The first recorded date of Christmas being celebrated on December 25th was in 336, during the time of the Roman Emperor Constantine (he was the first Christian Roman Emperor). But it was not an official Roman state festival at this time. It adopted as such by the Catholic Church to coincide with other traditions of that time.
The early church recognized the resurrection of Christ, but did not necessarily make an observance for His birth. That came through the Catholic Church, as Romans celebrated birth dates.
The adopted time that the Roman Church recognized the birth of Jesus synchronized with the Winter Solstice and celebration of Saturnalia during which the pagans had practiced.
The Winter Solstice is the day where there is the shortest time between the sun rising and the sun setting. It happens around December 22nd to the 24th. To pagans this meant that the winter was over and spring was coming and they had a festival to celebrate it and worshiped the sun conquering the darkness of winter. December 25th was the sun returning to the longer cycle and the celebration of rebirth of the conquering sun.
The Roman Festival of Saturnalia honored the Roman god Saturn. The Romans practiced the Solstice on December 25th. It’s also thought that in 274 the Roman emperor Aurelian created ‘Dies Natalis Solis Invicti’ (meaning ‘birthday of the unconquered sun’) also called ‘Sol Invictus’ and it was held on December 25th. It included a festival of lawlessness with orgies, drinking, and letting loose. Although human sacrifice was also practiced.
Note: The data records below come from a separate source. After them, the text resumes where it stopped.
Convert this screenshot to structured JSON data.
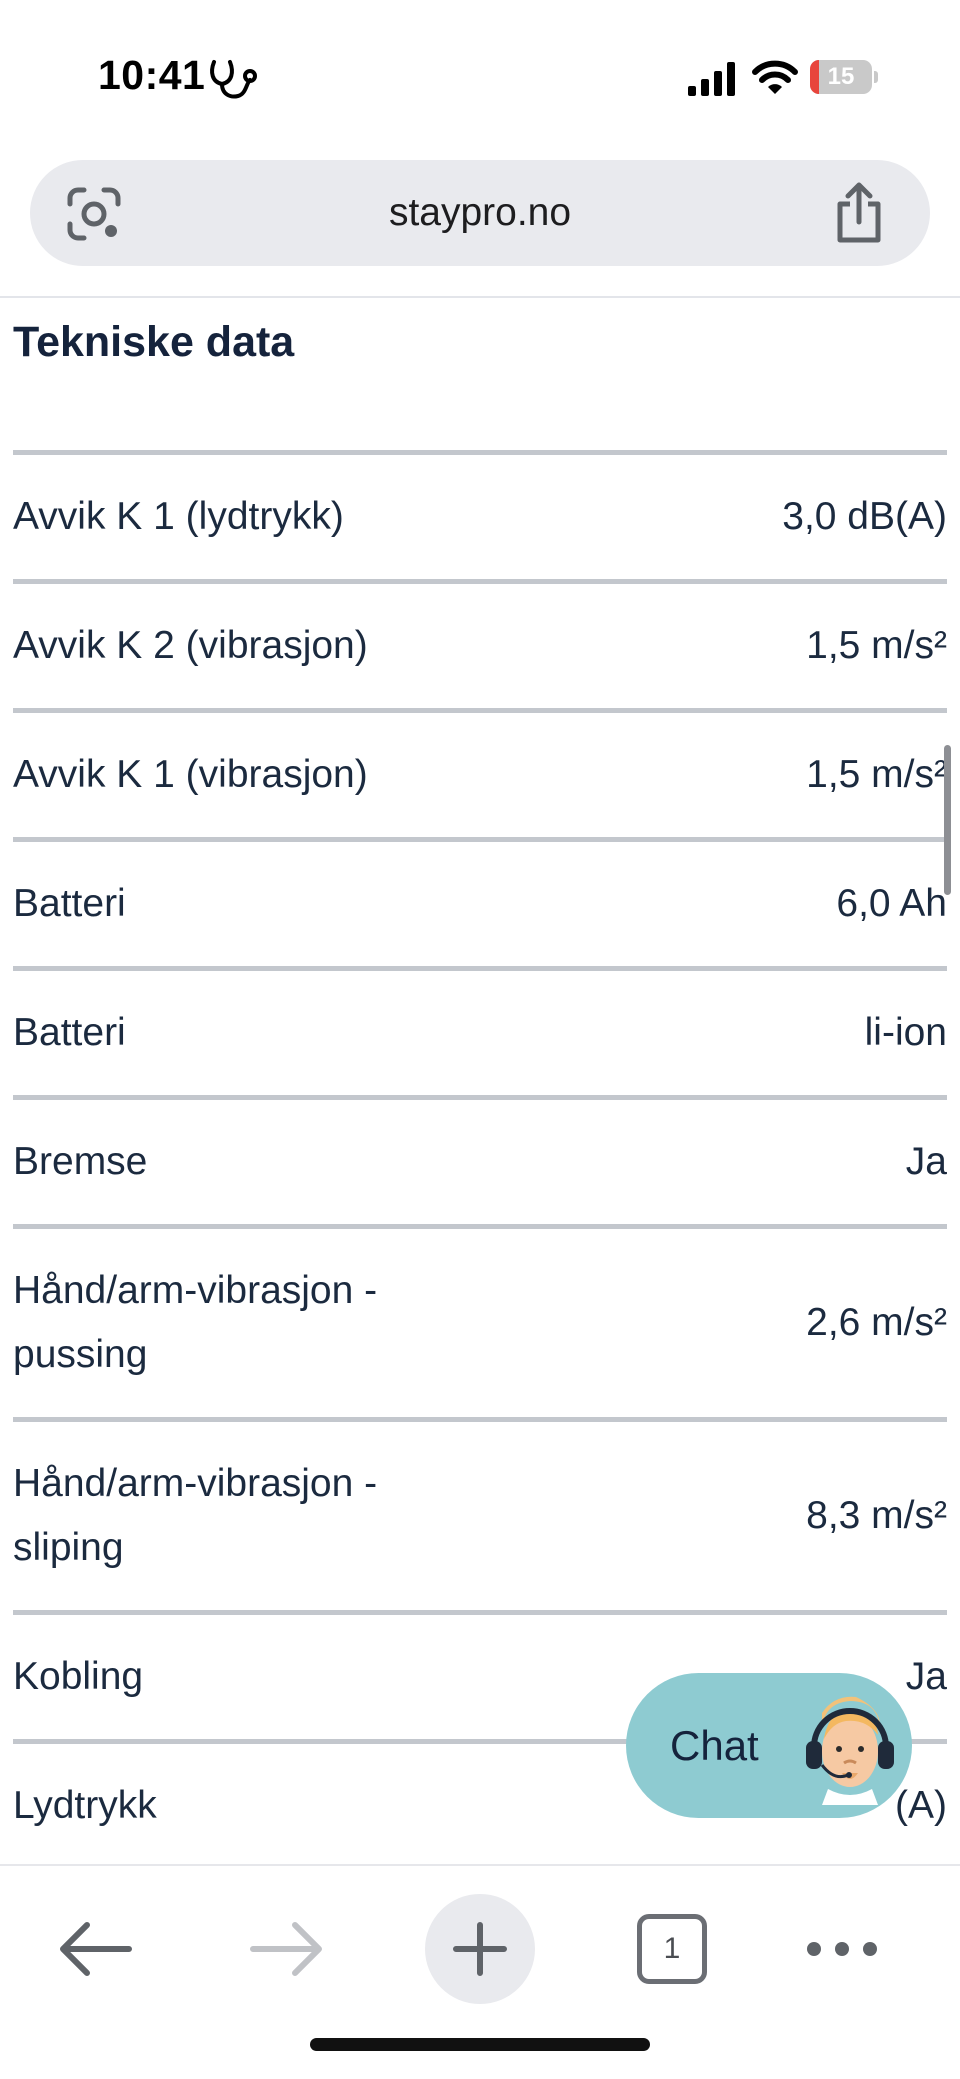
{
  "status_bar": {
    "time": "10:41",
    "battery_level": "15",
    "battery_fraction": 0.15
  },
  "browser": {
    "url": "staypro.no",
    "tab_count": "1"
  },
  "page": {
    "section_title": "Tekniske data",
    "specs": [
      {
        "label": "Avvik K 1 (lydtrykk)",
        "value": "3,0 dB(A)"
      },
      {
        "label": "Avvik K 2 (vibrasjon)",
        "value": "1,5 m/s²"
      },
      {
        "label": "Avvik K 1 (vibrasjon)",
        "value": "1,5 m/s²"
      },
      {
        "label": "Batteri",
        "value": "6,0 Ah"
      },
      {
        "label": "Batteri",
        "value": "li-ion"
      },
      {
        "label": "Bremse",
        "value": "Ja"
      },
      {
        "label": "Hånd/arm-vibrasjon - pussing",
        "value": "2,6 m/s²"
      },
      {
        "label": "Hånd/arm-vibrasjon - sliping",
        "value": "8,3 m/s²"
      },
      {
        "label": "Kobling",
        "value": "Ja"
      },
      {
        "label": "Lydtrykk",
        "value": "(A)"
      }
    ]
  },
  "chat": {
    "label": "Chat"
  },
  "colors": {
    "chat_bubble": "#8ecbd1",
    "text_primary": "#1b2a3f",
    "divider": "#c3c7cd",
    "url_bar": "#e9eaee",
    "battery_low": "#e8453c"
  }
}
The tradition became standard of the Catholic Church of Rome who replaced Mithras with Jesus during the time of observance. The Christian adaptation spread to other cultures as Christians under Rome also recognized the observance. Also brought in was the decor of the pagans, the tree, and holly, and the lights which were given Christian meaning.
This practice was banned by the Puritans in the early founding of America. Eventually Dutch settlers and Europeans brought it back as their culture and it refueled again in the 19th century. Many Christians continue using this observance as a reference to the birth of Christ (even though it was the adopted date corresponding with the Dec 25th pagan gods). To them it is a reminder of the birth of Christ, as Roman practice recognizes birthdays of gods, which is the origin of Christmas.
It has remained tradition and observed by the Catholic Church and Christian community at large. The secular nonreligious world also observe the festival, without recognizing it as the birth date of Christ (which it is not anyway). Both Christian and secular culture observe the holiday all the same, which has become a mix of the recognition of the birth of Christ AND the decor of the pagan celebration with the festivities of the season. It has become a staple in the American culture as a time to get together regardless of view.